Puttu Rao had only a small holding of arecanut gardens and paddy fields. The income was sufficient for the family initially. But as the strength of the family grew, so was the need for additional income. The expenditure on the marriage of elder daughters increased the financial burden on the family.

The concept of giving higher education to the children by sending them away from home was not prevalent in those days. Finding a job other than engaging in agriculture was unfashionable. Hence there was a need for having sufficient landholdings to meet the needs of the family comfortably.
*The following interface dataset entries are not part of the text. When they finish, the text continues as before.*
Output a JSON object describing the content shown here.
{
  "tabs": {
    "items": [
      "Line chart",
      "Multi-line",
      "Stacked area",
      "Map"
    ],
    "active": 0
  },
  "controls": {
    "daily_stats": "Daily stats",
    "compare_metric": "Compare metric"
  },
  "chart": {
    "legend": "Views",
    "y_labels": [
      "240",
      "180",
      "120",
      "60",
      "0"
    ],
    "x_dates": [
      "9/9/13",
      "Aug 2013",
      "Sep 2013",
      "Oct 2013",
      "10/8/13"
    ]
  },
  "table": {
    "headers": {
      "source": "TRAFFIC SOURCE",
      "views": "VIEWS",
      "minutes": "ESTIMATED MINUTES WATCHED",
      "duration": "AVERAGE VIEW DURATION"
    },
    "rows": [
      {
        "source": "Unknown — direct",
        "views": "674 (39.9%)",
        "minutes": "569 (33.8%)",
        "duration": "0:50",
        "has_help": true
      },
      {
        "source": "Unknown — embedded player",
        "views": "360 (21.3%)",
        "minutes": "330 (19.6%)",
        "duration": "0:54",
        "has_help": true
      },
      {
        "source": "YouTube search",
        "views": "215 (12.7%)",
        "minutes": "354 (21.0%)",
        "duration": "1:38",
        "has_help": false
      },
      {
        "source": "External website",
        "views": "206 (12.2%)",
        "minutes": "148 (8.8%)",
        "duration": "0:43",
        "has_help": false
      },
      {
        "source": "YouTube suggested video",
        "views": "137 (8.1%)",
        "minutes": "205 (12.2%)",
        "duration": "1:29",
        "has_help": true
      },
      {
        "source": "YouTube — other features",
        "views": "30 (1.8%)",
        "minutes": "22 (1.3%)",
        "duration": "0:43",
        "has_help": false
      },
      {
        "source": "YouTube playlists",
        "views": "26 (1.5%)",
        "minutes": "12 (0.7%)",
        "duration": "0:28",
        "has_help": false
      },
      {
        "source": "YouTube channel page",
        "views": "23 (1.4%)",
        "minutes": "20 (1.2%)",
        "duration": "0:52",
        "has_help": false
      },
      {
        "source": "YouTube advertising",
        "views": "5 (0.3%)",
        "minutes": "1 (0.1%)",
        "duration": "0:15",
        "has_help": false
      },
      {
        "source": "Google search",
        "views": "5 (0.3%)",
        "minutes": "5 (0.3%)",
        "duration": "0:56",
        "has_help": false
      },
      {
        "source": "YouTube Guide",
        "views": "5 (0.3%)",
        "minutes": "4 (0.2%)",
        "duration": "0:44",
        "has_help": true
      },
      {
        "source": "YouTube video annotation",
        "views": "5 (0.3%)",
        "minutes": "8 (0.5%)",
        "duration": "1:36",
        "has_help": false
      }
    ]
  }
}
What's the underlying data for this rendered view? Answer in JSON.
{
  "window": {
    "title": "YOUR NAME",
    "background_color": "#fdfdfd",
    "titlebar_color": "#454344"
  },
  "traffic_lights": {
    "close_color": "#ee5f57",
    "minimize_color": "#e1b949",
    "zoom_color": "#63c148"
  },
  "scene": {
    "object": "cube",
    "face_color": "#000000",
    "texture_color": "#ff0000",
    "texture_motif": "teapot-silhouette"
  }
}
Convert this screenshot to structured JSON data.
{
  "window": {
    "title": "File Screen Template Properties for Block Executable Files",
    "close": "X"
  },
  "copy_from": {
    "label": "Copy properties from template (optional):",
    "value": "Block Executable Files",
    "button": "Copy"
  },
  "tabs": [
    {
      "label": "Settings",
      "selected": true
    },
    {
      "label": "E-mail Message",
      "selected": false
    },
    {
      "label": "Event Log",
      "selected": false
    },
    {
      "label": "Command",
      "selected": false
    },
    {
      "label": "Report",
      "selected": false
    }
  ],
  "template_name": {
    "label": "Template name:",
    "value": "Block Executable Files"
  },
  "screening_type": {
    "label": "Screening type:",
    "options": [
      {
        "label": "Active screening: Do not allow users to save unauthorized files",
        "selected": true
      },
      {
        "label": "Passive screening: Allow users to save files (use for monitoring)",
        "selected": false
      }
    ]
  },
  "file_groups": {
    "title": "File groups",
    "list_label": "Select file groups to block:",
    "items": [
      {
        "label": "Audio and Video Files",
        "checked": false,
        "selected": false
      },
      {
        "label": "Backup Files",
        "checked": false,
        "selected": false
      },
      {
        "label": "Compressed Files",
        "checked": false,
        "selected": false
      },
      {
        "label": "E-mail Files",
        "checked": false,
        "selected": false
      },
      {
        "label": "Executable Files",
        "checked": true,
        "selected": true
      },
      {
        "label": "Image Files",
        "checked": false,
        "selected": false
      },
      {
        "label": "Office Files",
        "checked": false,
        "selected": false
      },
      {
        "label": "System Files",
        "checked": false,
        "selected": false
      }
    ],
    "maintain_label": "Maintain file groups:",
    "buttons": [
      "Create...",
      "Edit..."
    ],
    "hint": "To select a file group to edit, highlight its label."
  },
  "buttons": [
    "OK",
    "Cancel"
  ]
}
The family partition among the male members of the family was a routine affair in this part of Malnad once all the male members attained majority or were duly married.

It was under these circumstances that my brother-in-law took charge of the management of the family. He had a clear cut target right from the beginning. It was to acquire sufficient landholdings for the family. The ultimate aim was simple. By the time the need for family partition arose, there should be sufficient landholding for division among the male members. It was essential to ensure that each family was financially viable upon partition. The minimum landholding expected for such viability was – two acres each of arecanut plantation and paddy field.

In order to acquire additional lands it was necessary to build a corpus out of the surpluses generated from the annual income from lands. But with all the prudence in controlling the family expenditure to increase the surplus funds, my brother-in-law could build only a small corpus. He then thought of a new venture to generate additional funds. It was through money-lending. It was a risky venture. But being a shrewd person he dared to enter the field in his own way.
-------To be continued------
      A V Krishnamurthy